[Graduation Issue] English Senior Not Sure What to Do with Collection of Penguin Classics Books

EVANSTON — When Weinberg senior Mark Lapinski declared his English Literature major, he dreamed that by the end of his undergraduate career he would own a small library of his own, made up entirely of books from the iconic Penguin Classics series. Now about to graduate, Lapinski has fulfilled this dream, but he has realized that his collection is utterly valueless.

“When I first signed up for British Literary Traditions back in freshmen year, I had to get copies of six novels, all published by Penguin,” recalled Lapinski. “When the quarter ended, I realized that these books are timeless classics and totally worth the space under my bed. Besides, if I sold these books back, I would have gotten, like, five bucks in return. So, I figured, why not just keep them?”

Over the next eleven quarters, Lapinski managed to curate a collection of over seventy books, all from the Penguin Classics series. Now that he is leaving Northwestern, Lapinski is facing a dilemma: what to do with a virtually worthless pile of paperbacks?

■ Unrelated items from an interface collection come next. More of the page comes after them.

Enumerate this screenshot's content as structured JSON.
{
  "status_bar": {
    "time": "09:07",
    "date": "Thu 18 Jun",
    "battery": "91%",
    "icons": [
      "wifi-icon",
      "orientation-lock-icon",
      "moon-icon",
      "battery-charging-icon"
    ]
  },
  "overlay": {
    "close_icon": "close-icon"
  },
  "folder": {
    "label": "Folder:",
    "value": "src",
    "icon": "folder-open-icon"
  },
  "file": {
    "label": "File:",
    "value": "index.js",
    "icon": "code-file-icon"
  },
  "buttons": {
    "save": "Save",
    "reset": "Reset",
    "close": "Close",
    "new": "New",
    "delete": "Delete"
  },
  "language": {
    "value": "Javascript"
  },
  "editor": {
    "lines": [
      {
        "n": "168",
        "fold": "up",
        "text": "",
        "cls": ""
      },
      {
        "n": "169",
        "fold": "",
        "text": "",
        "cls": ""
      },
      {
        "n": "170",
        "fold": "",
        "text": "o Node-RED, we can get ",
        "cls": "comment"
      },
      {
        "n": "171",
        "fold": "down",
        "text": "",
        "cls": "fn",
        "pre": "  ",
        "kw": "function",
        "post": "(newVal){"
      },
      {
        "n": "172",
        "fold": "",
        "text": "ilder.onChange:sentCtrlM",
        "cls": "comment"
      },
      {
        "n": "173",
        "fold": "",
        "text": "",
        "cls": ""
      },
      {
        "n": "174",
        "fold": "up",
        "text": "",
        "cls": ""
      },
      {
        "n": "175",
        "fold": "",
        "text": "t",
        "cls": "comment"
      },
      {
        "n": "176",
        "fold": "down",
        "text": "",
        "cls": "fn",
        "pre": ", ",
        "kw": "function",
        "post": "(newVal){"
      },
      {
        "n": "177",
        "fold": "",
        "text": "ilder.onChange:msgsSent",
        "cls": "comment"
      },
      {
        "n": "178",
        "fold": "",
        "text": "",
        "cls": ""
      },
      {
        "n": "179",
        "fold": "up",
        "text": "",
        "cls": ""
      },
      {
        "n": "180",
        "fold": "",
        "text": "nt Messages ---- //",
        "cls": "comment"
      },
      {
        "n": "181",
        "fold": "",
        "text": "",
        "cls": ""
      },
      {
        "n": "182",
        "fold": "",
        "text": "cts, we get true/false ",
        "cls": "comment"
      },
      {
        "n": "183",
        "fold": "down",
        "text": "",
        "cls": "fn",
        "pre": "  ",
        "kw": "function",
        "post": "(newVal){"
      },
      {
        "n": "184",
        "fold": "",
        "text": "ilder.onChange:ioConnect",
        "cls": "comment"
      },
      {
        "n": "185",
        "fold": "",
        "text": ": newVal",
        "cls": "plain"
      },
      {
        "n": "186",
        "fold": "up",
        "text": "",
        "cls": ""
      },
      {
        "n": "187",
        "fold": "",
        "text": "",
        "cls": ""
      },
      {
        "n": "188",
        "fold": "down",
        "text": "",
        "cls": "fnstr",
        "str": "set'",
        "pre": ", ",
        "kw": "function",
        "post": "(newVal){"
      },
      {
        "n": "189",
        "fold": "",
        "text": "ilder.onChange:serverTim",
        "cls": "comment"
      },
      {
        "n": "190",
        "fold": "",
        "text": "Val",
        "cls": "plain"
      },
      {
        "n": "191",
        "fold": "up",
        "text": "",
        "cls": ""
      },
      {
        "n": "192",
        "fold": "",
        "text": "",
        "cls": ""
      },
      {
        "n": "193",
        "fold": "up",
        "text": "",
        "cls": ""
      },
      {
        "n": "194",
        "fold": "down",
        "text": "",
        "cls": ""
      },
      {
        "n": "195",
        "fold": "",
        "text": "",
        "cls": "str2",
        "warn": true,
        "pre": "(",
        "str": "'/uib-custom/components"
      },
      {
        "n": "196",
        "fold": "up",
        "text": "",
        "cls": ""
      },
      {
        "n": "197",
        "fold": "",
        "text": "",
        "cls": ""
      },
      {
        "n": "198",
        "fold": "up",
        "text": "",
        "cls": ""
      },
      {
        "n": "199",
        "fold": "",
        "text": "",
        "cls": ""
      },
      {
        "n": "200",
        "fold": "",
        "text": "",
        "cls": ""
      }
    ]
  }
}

“At first I thought of just selling it, but it turns out no one really wants most of these. I don’t really blame them though. I mean, why would anyone need a copy of Aphra Behn’s Love-letters between a Nobleman and His Sister? The grad student who taught a seminar on that got tenure at Evergreen State College last year and no one else in the department ever wants to teach that material.”

After the Evanston Public Library rejected his intention to donated the collection — the library claims that “there are already hundreds of thousands of Penguin Classics in the Evanston Public Library System thanks to student donations over the past several decades” — Lapinksi is looking for new ways to use the paperback books. So far he has managed to sell them as pillows for sleepy pre-meds in Chem 101, book fort building materials, paperweights made of paper, and bed-lofters for freshmen.

Lapinski was surprised how successful his attempts to sell the books have been. “Maybe I should become a salesman for Penguin,” mused Lapinski. “Lord knows I’ll never get a real job with my English major.”